**Requirement**
Restate the listing in full, keeping every word as it is.

**Available records**
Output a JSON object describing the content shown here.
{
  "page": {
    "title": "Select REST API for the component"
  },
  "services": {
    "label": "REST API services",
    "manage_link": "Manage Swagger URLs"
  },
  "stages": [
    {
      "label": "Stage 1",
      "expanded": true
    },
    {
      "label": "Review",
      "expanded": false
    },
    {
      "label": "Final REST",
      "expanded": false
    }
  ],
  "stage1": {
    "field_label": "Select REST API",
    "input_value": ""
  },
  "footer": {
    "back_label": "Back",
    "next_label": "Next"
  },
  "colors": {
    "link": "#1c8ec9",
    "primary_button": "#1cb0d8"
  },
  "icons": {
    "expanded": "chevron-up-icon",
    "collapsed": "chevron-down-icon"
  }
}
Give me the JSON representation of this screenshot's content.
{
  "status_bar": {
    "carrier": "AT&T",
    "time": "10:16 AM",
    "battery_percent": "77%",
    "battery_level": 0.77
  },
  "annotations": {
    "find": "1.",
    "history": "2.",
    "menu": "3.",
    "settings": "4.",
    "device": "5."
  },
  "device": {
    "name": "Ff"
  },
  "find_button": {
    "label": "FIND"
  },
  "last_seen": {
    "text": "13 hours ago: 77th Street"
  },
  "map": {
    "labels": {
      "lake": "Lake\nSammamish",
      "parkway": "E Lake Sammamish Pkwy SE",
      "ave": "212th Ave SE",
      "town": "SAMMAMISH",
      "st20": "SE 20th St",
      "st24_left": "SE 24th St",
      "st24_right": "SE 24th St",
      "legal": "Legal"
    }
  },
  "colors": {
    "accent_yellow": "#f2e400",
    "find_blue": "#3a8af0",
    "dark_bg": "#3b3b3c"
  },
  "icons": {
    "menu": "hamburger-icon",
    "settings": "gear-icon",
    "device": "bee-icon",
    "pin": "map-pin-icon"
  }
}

**Problem solution**
Output a JSON object describing the content shown here.
{
  "page": {
    "title": "Select REST API for the component"
  },
  "services": {
    "label": "REST API services",
    "manage_link": "Manage Swagger URLs"
  },
  "stages": [
    {
      "label": "Stage 1",
      "expanded": true
    },
    {
      "label": "Review",
      "expanded": false
    },
    {
      "label": "Final REST",
      "expanded": false
    }
  ],
  "stage1": {
    "field_label": "Select REST API",
    "input_value": ""
  },
  "footer": {
    "back_label": "Back",
    "next_label": "Next"
  },
  "colors": {
    "link": "#1c8ec9",
    "primary_button": "#1cb0d8"
  },
  "icons": {
    "expanded": "chevron-up-icon",
    "collapsed": "chevron-down-icon"
  }
}
Give me the JSON representation of this screenshot's content.
{
  "status_bar": {
    "carrier": "AT&T",
    "time": "10:16 AM",
    "battery_percent": "77%",
    "battery_level": 0.77
  },
  "annotations": {
    "find": "1.",
    "history": "2.",
    "menu": "3.",
    "settings": "4.",
    "device": "5."
  },
  "device": {
    "name": "Ff"
  },
  "find_button": {
    "label": "FIND"
  },
  "last_seen": {
    "text": "13 hours ago: 77th Street"
  },
  "map": {
    "labels": {
      "lake": "Lake\nSammamish",
      "parkway": "E Lake Sammamish Pkwy SE",
      "ave": "212th Ave SE",
      "town": "SAMMAMISH",
      "st20": "SE 20th St",
      "st24_left": "SE 24th St",
      "st24_right": "SE 24th St",
      "legal": "Legal"
    }
  },
  "colors": {
    "accent_yellow": "#f2e400",
    "find_blue": "#3a8af0",
    "dark_bg": "#3b3b3c"
  },
  "icons": {
    "menu": "hamburger-icon",
    "settings": "gear-icon",
    "device": "bee-icon",
    "pin": "map-pin-icon"
  }
}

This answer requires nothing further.